I fear that most people have reacted to Dodd-Frank as a sort of Rorschach test where the word “financial regulation” are flashed in front of your eyes. If you look at those words and react by saying “we need more financial regulation,” then you are a Dodd-Frank fan. If you look at those words and shudder, you are a Dodd-Frank opponent. odd-Frank allowed a bunch of pro-regulation Congressmen to take a bow by passing it, and a bunch of anti-regulation Congressment to take a bow by opposing it. But for those of who try to live our lives as radical moderates, the issue isn’t to be generically in favor of regulation or generically against it, but to try to look at actual regulations and whether they are well-conceived. In that task, the Dodd-Frank legislation mostly used fairly generic language of good intentions, ducked hard decisions, and handed off the hot potato of how financial regulation should actually be written to others.
He points to the fact that many of the rules called for by Dodd-Frank had yet to be written four years after the law passed. He also notes,
A completed rule doesn’t mean that business has yet figured out how to actually comply with the rule. For example, there is a completed rule which requires that banking organizations with over $50 billion in assets write a “living will,” which is a set of plans that would specify how their business would be contracted and then shut down, without a need for government assistance, if that situation arose in a future financial crisis. The 11 banks wrote up their living wills, and the Federal Reserve and the Federal Deposit Insurance Corporation rejected the plans as inadequate. They wrote up second set of living wills, and a few days ago, the Federal Reserve and FDIC again rejected the plans as inadequate.

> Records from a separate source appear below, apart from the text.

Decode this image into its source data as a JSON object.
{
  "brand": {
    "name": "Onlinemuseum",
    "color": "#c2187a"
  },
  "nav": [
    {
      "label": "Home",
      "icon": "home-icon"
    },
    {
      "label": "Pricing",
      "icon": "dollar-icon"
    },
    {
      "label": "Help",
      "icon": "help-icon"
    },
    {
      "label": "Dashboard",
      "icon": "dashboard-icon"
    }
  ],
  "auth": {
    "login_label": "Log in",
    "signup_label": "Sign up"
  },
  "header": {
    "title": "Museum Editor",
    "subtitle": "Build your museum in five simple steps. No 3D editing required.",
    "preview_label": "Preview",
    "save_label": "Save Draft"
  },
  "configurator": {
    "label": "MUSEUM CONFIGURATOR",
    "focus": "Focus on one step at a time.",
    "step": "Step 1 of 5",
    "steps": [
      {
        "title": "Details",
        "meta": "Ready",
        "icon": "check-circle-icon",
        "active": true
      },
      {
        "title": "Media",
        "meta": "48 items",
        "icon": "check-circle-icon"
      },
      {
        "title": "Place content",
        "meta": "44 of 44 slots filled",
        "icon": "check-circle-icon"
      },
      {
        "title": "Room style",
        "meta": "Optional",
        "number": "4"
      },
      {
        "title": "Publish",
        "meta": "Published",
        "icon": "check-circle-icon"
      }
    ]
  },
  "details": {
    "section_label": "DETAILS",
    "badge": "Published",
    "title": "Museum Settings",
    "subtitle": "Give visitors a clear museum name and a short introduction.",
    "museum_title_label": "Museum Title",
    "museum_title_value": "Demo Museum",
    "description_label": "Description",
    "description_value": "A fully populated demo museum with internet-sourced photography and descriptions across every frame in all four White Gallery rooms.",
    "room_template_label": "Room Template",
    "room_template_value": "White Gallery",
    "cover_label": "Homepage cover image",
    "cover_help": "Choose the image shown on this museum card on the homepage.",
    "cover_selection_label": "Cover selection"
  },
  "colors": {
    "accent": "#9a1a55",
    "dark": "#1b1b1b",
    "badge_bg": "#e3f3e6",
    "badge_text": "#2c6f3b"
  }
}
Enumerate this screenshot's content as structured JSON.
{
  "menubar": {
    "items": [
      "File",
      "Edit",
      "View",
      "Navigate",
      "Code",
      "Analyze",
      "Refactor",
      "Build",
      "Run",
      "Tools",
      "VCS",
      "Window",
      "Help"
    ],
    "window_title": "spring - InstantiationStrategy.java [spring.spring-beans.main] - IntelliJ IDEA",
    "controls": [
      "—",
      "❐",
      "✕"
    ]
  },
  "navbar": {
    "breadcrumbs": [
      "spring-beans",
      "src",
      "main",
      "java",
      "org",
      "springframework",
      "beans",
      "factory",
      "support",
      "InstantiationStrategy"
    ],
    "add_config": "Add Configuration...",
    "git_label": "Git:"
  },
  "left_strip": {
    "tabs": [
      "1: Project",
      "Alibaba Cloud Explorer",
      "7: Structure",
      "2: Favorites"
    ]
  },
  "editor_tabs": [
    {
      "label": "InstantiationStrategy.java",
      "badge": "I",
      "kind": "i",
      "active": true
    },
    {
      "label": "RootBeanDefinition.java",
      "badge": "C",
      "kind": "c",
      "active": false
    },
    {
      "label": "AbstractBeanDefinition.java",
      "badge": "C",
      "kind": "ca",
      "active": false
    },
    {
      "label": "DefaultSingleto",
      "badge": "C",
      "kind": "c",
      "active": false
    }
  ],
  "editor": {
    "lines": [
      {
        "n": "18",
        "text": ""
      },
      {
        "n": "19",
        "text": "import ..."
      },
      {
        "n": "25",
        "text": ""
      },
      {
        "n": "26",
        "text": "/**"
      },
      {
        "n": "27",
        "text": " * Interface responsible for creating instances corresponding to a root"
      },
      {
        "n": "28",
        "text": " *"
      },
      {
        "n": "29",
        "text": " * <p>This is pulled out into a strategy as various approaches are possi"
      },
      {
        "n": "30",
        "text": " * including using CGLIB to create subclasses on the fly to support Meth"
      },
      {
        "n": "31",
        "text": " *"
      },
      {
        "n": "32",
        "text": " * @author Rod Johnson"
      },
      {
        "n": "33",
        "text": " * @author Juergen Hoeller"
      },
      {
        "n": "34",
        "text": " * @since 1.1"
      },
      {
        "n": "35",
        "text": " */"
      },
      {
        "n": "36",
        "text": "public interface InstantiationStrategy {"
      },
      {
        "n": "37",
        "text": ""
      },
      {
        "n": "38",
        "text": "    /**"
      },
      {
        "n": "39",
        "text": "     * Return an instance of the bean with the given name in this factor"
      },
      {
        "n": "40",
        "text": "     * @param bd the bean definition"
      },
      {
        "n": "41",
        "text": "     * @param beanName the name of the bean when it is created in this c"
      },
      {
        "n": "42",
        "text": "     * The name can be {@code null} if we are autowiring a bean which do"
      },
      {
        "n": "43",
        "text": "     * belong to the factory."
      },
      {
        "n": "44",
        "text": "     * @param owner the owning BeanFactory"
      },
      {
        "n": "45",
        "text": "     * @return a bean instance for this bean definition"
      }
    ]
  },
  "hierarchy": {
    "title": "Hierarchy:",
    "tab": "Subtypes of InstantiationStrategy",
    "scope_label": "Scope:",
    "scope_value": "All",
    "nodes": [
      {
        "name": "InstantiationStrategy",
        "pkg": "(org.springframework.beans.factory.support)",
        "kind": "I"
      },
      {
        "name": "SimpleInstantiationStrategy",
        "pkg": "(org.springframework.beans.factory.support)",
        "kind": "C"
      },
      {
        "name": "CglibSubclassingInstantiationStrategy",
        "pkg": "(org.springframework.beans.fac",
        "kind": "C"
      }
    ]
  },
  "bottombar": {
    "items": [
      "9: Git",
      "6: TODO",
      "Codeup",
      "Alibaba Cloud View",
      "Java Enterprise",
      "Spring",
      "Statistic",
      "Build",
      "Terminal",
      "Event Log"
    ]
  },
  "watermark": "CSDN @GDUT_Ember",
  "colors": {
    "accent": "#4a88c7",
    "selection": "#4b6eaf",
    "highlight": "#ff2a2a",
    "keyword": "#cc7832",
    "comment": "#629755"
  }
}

I have said many times that if the big banks are not going to be contracted and shut down now, then it is not going to happen during a crisis.